It’s the summer of 1994 in Anaheim, and 19-year-old Gloria Delgado is soaking up the sun in her rollerskates along with some friends as they roll around to the “Xanadu” soundtrack in the Disneyland Hotel parking lot. But when Gloria is faced with a life-changing decision — which one is the “right” choice?
“One of the biggest takeaways for me is this as a play for young adults and sparking conversations with young women about their reproductive rights and sex education. And you know, what is the ‘right’ choice?” said Si Mon’ Emmett, director of the upcoming play “Have To Believe We Are Magic.”
‘Have To Believe We Are Magic’
Playwright: Sara Guerrero. Directed: Si Mon’ Emmett. Dramturg: Melanie Claire Queponds. Stage manager: Sunshine Garrison. Actors: Mariana Baidon Carillo, Susanne Pinedo, Marianne Ceballos, Andrew Valdez, Madison Palomo, Jennifer Rosario, Kara Bellavia and Marianella “Mari” Garza.
When: Saturday, May 15, 1 p.m. PST
Tickets: $50 for a festival pass, or make a donation to receive the link for the show based on the date selected. Tickets can be purchased on Eventbrite.
She added, “We learn in this story what it means to define what the right choice is for this character.”
Emmett is working with Sara Guerrero, founding artistic director of Breath of Fire Latina Theater Ensemble, to bring Guerrero’s playwright “Have To Believe We Are Magic” to the stage — or at least the screens of viewers — for the upcoming Teatro Vivo 2021 Austin Latinx New Play Festival in collaboration with ScriptWorks.
Guerrero’s play is a Latinx coming-of-age story where she pulls inspiration from some of her own adolescence growing up in Santa Ana and Anaheim, where her childhood home fell under the shadow of Orange County’s Magic Kingdom.
“I could see the Matterhorn on the summer nights when they had the fireworks,” Guerrero said. “We could watch when Tinkerbell would descend from the Matterhorn. Disneyland was right next door to us. So, I literally lived in the shadows of the Magic Kingdom growing up.”
While Guerrero’s play has elements of magic and humor, it also touches on more serious topics of abortion after she learned more about The Turnaway Study. Spearheaded by the University of California San Francisco’s Advancing New Standards in Reproductive Health, the 10-year study took a look at the mental, physical and socioeconomic health of women who received an abortion versus those who were denied one.
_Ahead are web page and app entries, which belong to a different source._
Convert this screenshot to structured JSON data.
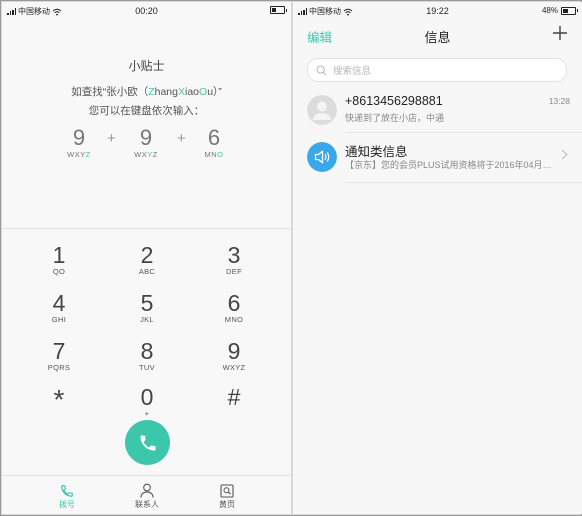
{
  "left": {
    "status": {
      "carrier": "中国移动",
      "time": "00:20"
    },
    "tips": {
      "title": "小贴士",
      "line1_pre": "如查找“张小欧（",
      "line1_seg": [
        {
          "t": "Z",
          "hl": true
        },
        {
          "t": "hang",
          "hl": false
        },
        {
          "t": "X",
          "hl": true
        },
        {
          "t": "iao",
          "hl": false
        },
        {
          "t": "O",
          "hl": true
        },
        {
          "t": "u",
          "hl": false
        }
      ],
      "line1_post": "）”",
      "line2": "您可以在键盘依次输入："
    },
    "example": [
      {
        "digit": "9",
        "letters_pre": "WXY",
        "letters_hl": "Z",
        "letters_post": ""
      },
      {
        "digit": "9",
        "letters_pre": "WX",
        "letters_hl": "Y",
        "letters_post": "Z"
      },
      {
        "digit": "6",
        "letters_pre": "MN",
        "letters_hl": "O",
        "letters_post": ""
      }
    ],
    "example_plus": "+",
    "keypad": [
      {
        "digit": "1",
        "letters": "QO"
      },
      {
        "digit": "2",
        "letters": "ABC"
      },
      {
        "digit": "3",
        "letters": "DEF"
      },
      {
        "digit": "4",
        "letters": "GHI"
      },
      {
        "digit": "5",
        "letters": "JKL"
      },
      {
        "digit": "6",
        "letters": "MNO"
      },
      {
        "digit": "7",
        "letters": "PQRS"
      },
      {
        "digit": "8",
        "letters": "TUV"
      },
      {
        "digit": "9",
        "letters": "WXYZ"
      },
      {
        "digit": "*",
        "letters": ""
      },
      {
        "digit": "0",
        "letters": "+"
      },
      {
        "digit": "#",
        "letters": ""
      }
    ],
    "tabs": {
      "dial": "拨号",
      "contacts": "联系人",
      "yellow_pages": "黄页"
    }
  },
  "right": {
    "status": {
      "carrier": "中国移动",
      "time": "19:22",
      "battery": "48%"
    },
    "nav": {
      "edit": "编辑",
      "title": "信息"
    },
    "search": {
      "placeholder": "搜索信息"
    },
    "messages": [
      {
        "name": "+8613456298881",
        "snippet": "快递到了放在小店，中通",
        "time": "13:28"
      },
      {
        "name": "通知类信息",
        "snippet": "【京东】您的会员PLUS试用资格将于2016年04月…",
        "time": ""
      }
    ]
  },
  "colors": {
    "accent": "#3cc7ad",
    "notify": "#3aa7e8"
  }
}
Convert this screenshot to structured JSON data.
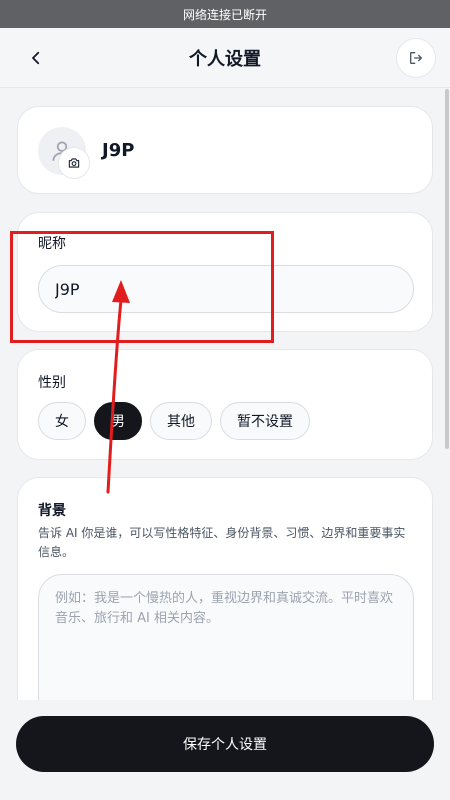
{
  "status": {
    "text": "网络连接已断开"
  },
  "nav": {
    "title": "个人设置",
    "back_icon": "chevron-left-icon",
    "logout_icon": "logout-icon"
  },
  "profile": {
    "name": "J9P",
    "avatar_icon": "user-icon",
    "camera_icon": "camera-icon"
  },
  "nickname": {
    "label": "昵称",
    "value": "J9P"
  },
  "gender": {
    "label": "性别",
    "options": [
      "女",
      "男",
      "其他",
      "暂不设置"
    ],
    "selected": "男"
  },
  "background": {
    "label": "背景",
    "description": "告诉 AI 你是谁，可以写性格特征、身份背景、习惯、边界和重要事实信息。",
    "placeholder": "例如：我是一个慢热的人，重视边界和真诚交流。平时喜欢音乐、旅行和 AI 相关内容。"
  },
  "save_button": {
    "label": "保存个人设置"
  },
  "colors": {
    "primary": "#14161c",
    "annotation": "#e11d1d",
    "status_bar": "#5f6164"
  }
}
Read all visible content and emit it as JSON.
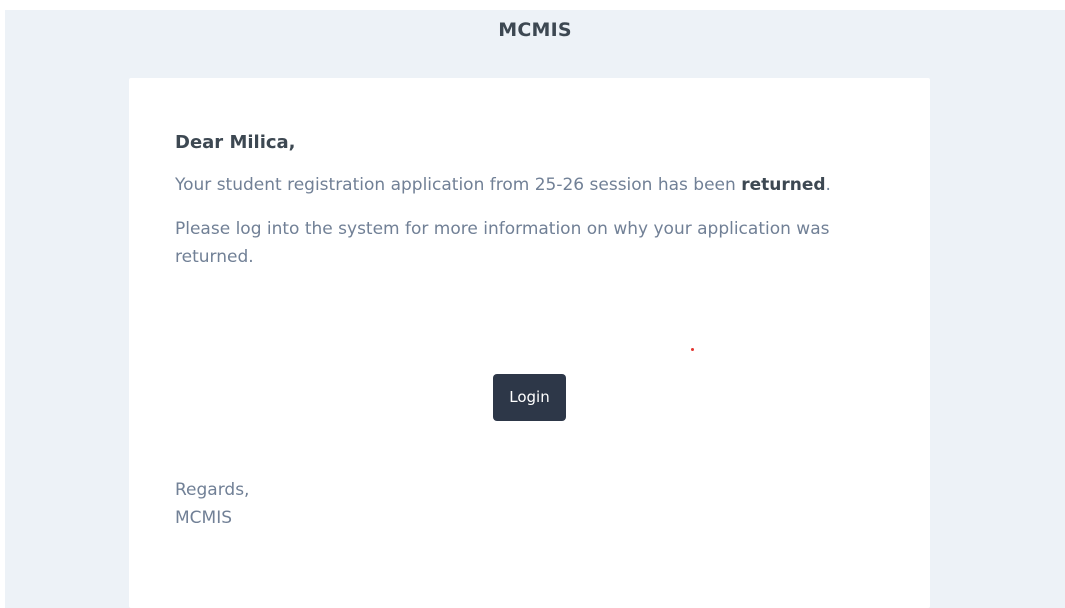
{
  "header": {
    "title": "MCMIS"
  },
  "email": {
    "greeting": "Dear Milica,",
    "line1_prefix": "Your student registration application from 25-26 session has been ",
    "line1_emphasis": "returned",
    "line1_suffix": ".",
    "line2": "Please log into the system for more information on why your application was returned.",
    "button_label": "Login",
    "closing": "Regards,",
    "signature": "MCMIS"
  },
  "colors": {
    "page_bg": "#edf2f7",
    "card_bg": "#ffffff",
    "button_bg": "#2d3748",
    "text_muted": "#718096",
    "text_dark": "#3d4852"
  }
}
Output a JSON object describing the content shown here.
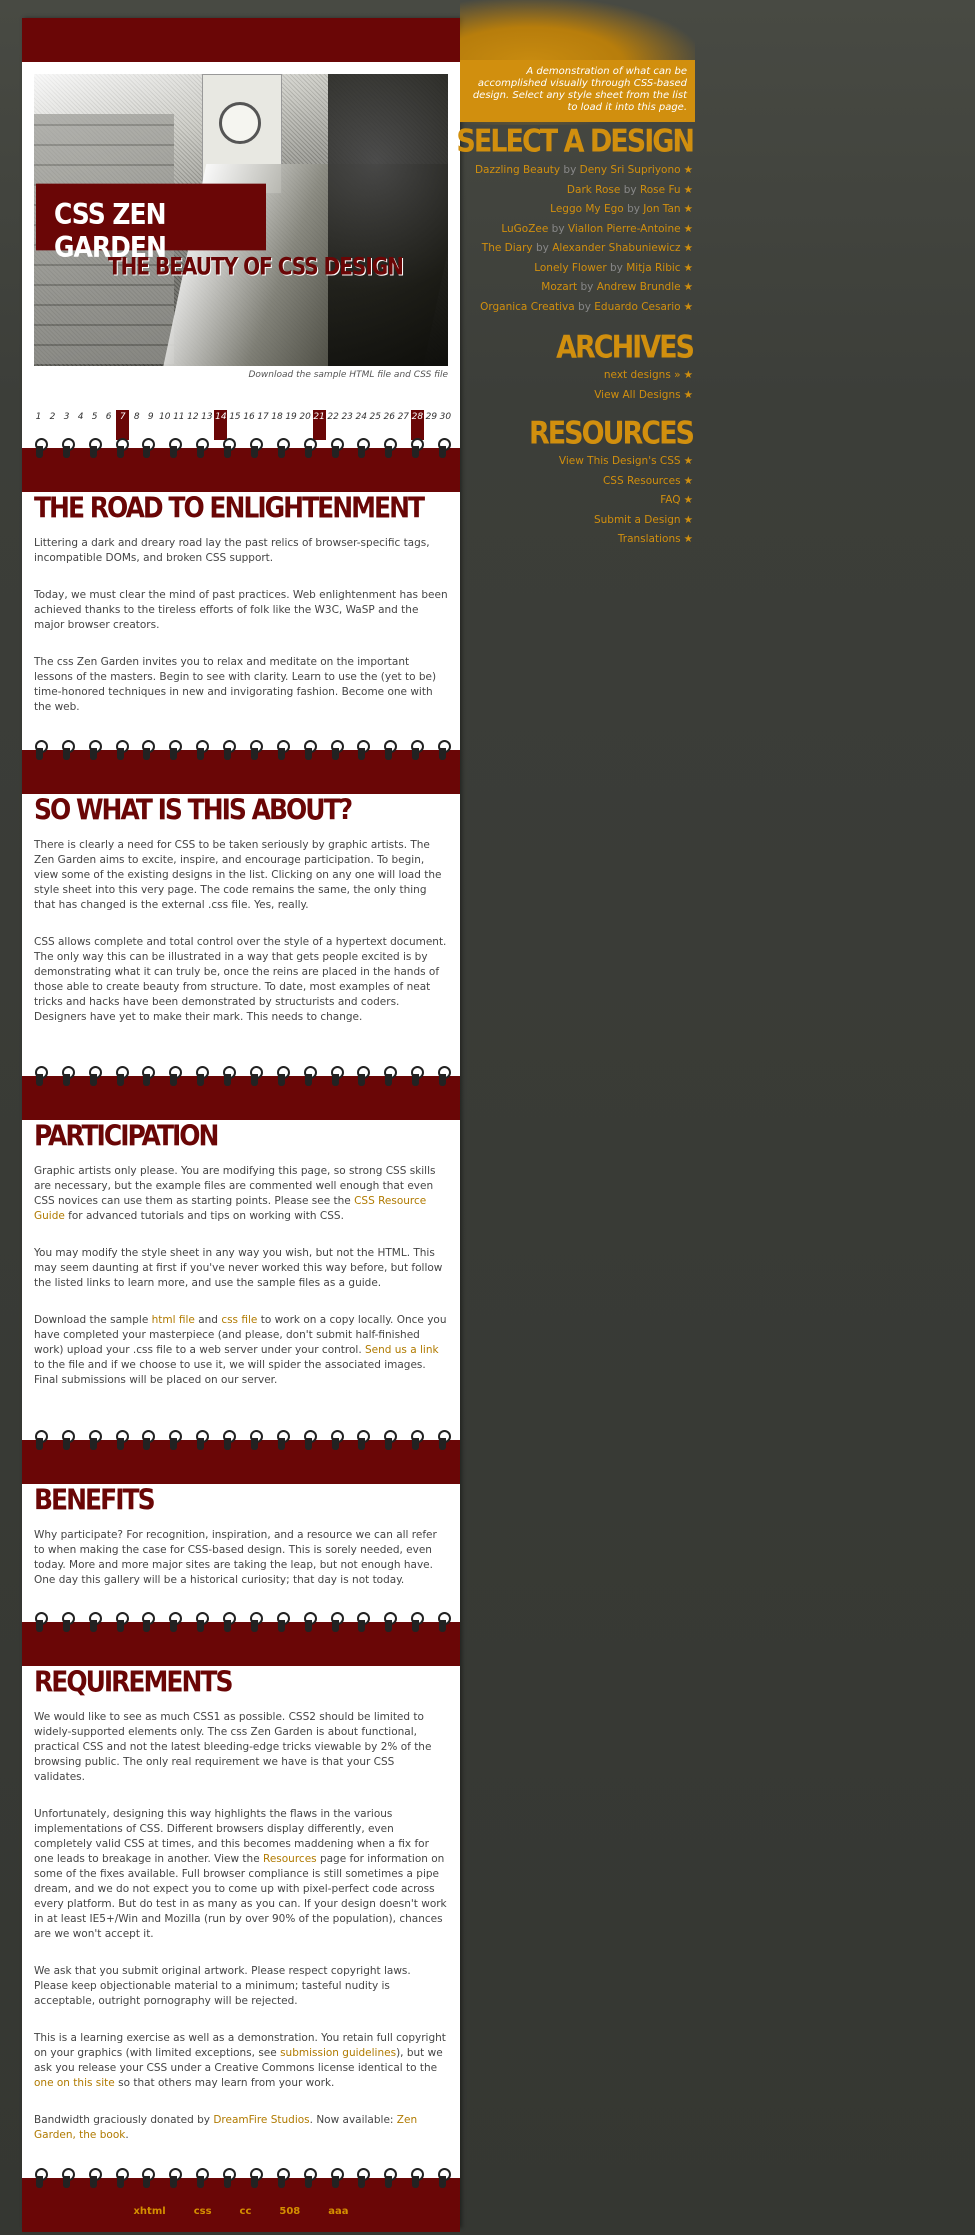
{
  "header": {
    "title": "CSS ZEN GARDEN",
    "subtitle": "THE BEAUTY OF CSS DESIGN",
    "download_note": "Download the sample HTML file and CSS file"
  },
  "calendar": {
    "days": [
      "1",
      "2",
      "3",
      "4",
      "5",
      "6",
      "7",
      "8",
      "9",
      "10",
      "11",
      "12",
      "13",
      "14",
      "15",
      "16",
      "17",
      "18",
      "19",
      "20",
      "21",
      "22",
      "23",
      "24",
      "25",
      "26",
      "27",
      "28",
      "29",
      "30"
    ],
    "highlighted": [
      "7",
      "14",
      "21",
      "28"
    ]
  },
  "intro": "A demonstration of what can be accomplished visually through CSS-based design. Select any style sheet from the list to load it into this page.",
  "sections": {
    "road": {
      "title": "THE ROAD TO ENLIGHTENMENT",
      "p1": "Littering a dark and dreary road lay the past relics of browser-specific tags, incompatible DOMs, and broken CSS support.",
      "p2": "Today, we must clear the mind of past practices. Web enlightenment has been achieved thanks to the tireless efforts of folk like the W3C, WaSP and the major browser creators.",
      "p3": "The css Zen Garden invites you to relax and meditate on the important lessons of the masters. Begin to see with clarity. Learn to use the (yet to be) time-honored techniques in new and invigorating fashion. Become one with the web."
    },
    "about": {
      "title": "SO WHAT IS THIS ABOUT?",
      "p1": "There is clearly a need for CSS to be taken seriously by graphic artists. The Zen Garden aims to excite, inspire, and encourage participation. To begin, view some of the existing designs in the list. Clicking on any one will load the style sheet into this very page. The code remains the same, the only thing that has changed is the external .css file. Yes, really.",
      "p2": "CSS allows complete and total control over the style of a hypertext document. The only way this can be illustrated in a way that gets people excited is by demonstrating what it can truly be, once the reins are placed in the hands of those able to create beauty from structure. To date, most examples of neat tricks and hacks have been demonstrated by structurists and coders. Designers have yet to make their mark. This needs to change."
    },
    "participation": {
      "title": "PARTICIPATION",
      "p1a": "Graphic artists only please. You are modifying this page, so strong CSS skills are necessary, but the example files are commented well enough that even CSS novices can use them as starting points. Please see the ",
      "p1link": "CSS Resource Guide",
      "p1b": " for advanced tutorials and tips on working with CSS.",
      "p2": "You may modify the style sheet in any way you wish, but not the HTML. This may seem daunting at first if you've never worked this way before, but follow the listed links to learn more, and use the sample files as a guide.",
      "p3a": "Download the sample ",
      "p3link1": "html file",
      "p3b": " and ",
      "p3link2": "css file",
      "p3c": " to work on a copy locally. Once you have completed your masterpiece (and please, don't submit half-finished work) upload your .css file to a web server under your control. ",
      "p3link3": "Send us a link",
      "p3d": " to the file and if we choose to use it, we will spider the associated images. Final submissions will be placed on our server."
    },
    "benefits": {
      "title": "BENEFITS",
      "p1": "Why participate? For recognition, inspiration, and a resource we can all refer to when making the case for CSS-based design. This is sorely needed, even today. More and more major sites are taking the leap, but not enough have. One day this gallery will be a historical curiosity; that day is not today."
    },
    "requirements": {
      "title": "REQUIREMENTS",
      "p1": "We would like to see as much CSS1 as possible. CSS2 should be limited to widely-supported elements only. The css Zen Garden is about functional, practical CSS and not the latest bleeding-edge tricks viewable by 2% of the browsing public. The only real requirement we have is that your CSS validates.",
      "p2a": "Unfortunately, designing this way highlights the flaws in the various implementations of CSS. Different browsers display differently, even completely valid CSS at times, and this becomes maddening when a fix for one leads to breakage in another. View the ",
      "p2link": "Resources",
      "p2b": " page for information on some of the fixes available. Full browser compliance is still sometimes a pipe dream, and we do not expect you to come up with pixel-perfect code across every platform. But do test in as many as you can. If your design doesn't work in at least IE5+/Win and Mozilla (run by over 90% of the population), chances are we won't accept it.",
      "p3": "We ask that you submit original artwork. Please respect copyright laws. Please keep objectionable material to a minimum; tasteful nudity is acceptable, outright pornography will be rejected.",
      "p4a": "This is a learning exercise as well as a demonstration. You retain full copyright on your graphics (with limited exceptions, see ",
      "p4link1": "submission guidelines",
      "p4b": "), but we ask you release your CSS under a Creative Commons license identical to the ",
      "p4link2": "one on this site",
      "p4c": " so that others may learn from your work.",
      "p5a": "Bandwidth graciously donated by ",
      "p5link1": "DreamFire Studios",
      "p5b": ". Now available: ",
      "p5link2": "Zen Garden, the book",
      "p5c": "."
    }
  },
  "sidebar": {
    "select_title": "SELECT A DESIGN",
    "by": "by",
    "designs": [
      {
        "name": "Dazzling Beauty",
        "author": "Deny Sri Supriyono"
      },
      {
        "name": "Dark Rose",
        "author": "Rose Fu"
      },
      {
        "name": "Leggo My Ego",
        "author": "Jon Tan"
      },
      {
        "name": "LuGoZee",
        "author": "Viallon Pierre-Antoine"
      },
      {
        "name": "The Diary",
        "author": "Alexander Shabuniewicz"
      },
      {
        "name": "Lonely Flower",
        "author": "Mitja Ribic"
      },
      {
        "name": "Mozart",
        "author": "Andrew Brundle"
      },
      {
        "name": "Organica Creativa",
        "author": "Eduardo Cesario"
      }
    ],
    "archives_title": "ARCHIVES",
    "archives": [
      "next designs »",
      "View All Designs"
    ],
    "resources_title": "RESOURCES",
    "resources": [
      "View This Design's CSS",
      "CSS Resources",
      "FAQ",
      "Submit a Design",
      "Translations"
    ]
  },
  "footer": {
    "links": [
      "xhtml",
      "css",
      "cc",
      "508",
      "aaa"
    ]
  }
}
Women who received a wanted abortion were more likely to have a positive outlook on their future as well as achieve their aspirations within one year. Compared to women who were denied an abortion and had almost four times greater odds of having a household income below the poverty level, according to the study.
“That’s part of the conflict for Gloria. As a woman, we are forced to do for others — always do for others. But what happens when you need to do for yourself? When you find yourself 19 and pregnant?” Guerrero said.
While the entire play doesn’t focus on the theme of abortion, it made Guerrero focus on the characters, different circumstances and themes adolescents face, such as family, friends, adulthood, sexuality and the wild times in between.
“Have To Believe We Are Magic” will be presented along with another play later in the evening called “Los Pochos” by Herbert Siguenza.
Guerrero’s play, along with the three others, was picked out of a pool of around 50 to 60 applicants for this year’s festival.
The Austin Latinx New Play Festival is from May 13 through 15 showcasing the work of four playwrights. This year, due to the virtual format, the festival was able to accept applications for playwrights beyond Texas.
The festival gives playwrights the opportunity to receive feedback and produce their original work as the festival works to highlight the works of Latino voices. While the festival works to help playwrights refine their work, the festival also teams each playwright with his/her own director, dramaturg and actors to bring the stories to life on the main stage.
“I’ve known (Sara’s) work but it’s been truly wonderful to work with her, and everyone who’s involved is really enjoying telling the story. We’re grateful to work with her,” said festival producer Roxanne Schroeder-Arce.
“I’ve been directing on Zoom for well over a year, but to be in the seat of a writer, a playwright, has been incredible,” Guerrero said. “I mean, it has challenged me, it has questioned my choices. But it has allowed me to really immerse myself in a way that I can really see myself, and I’m excited to continue this journey.”
Kristina Garcia is a writing fellow for Voice of OC Arts & Culture. She can be reached at email@example.com.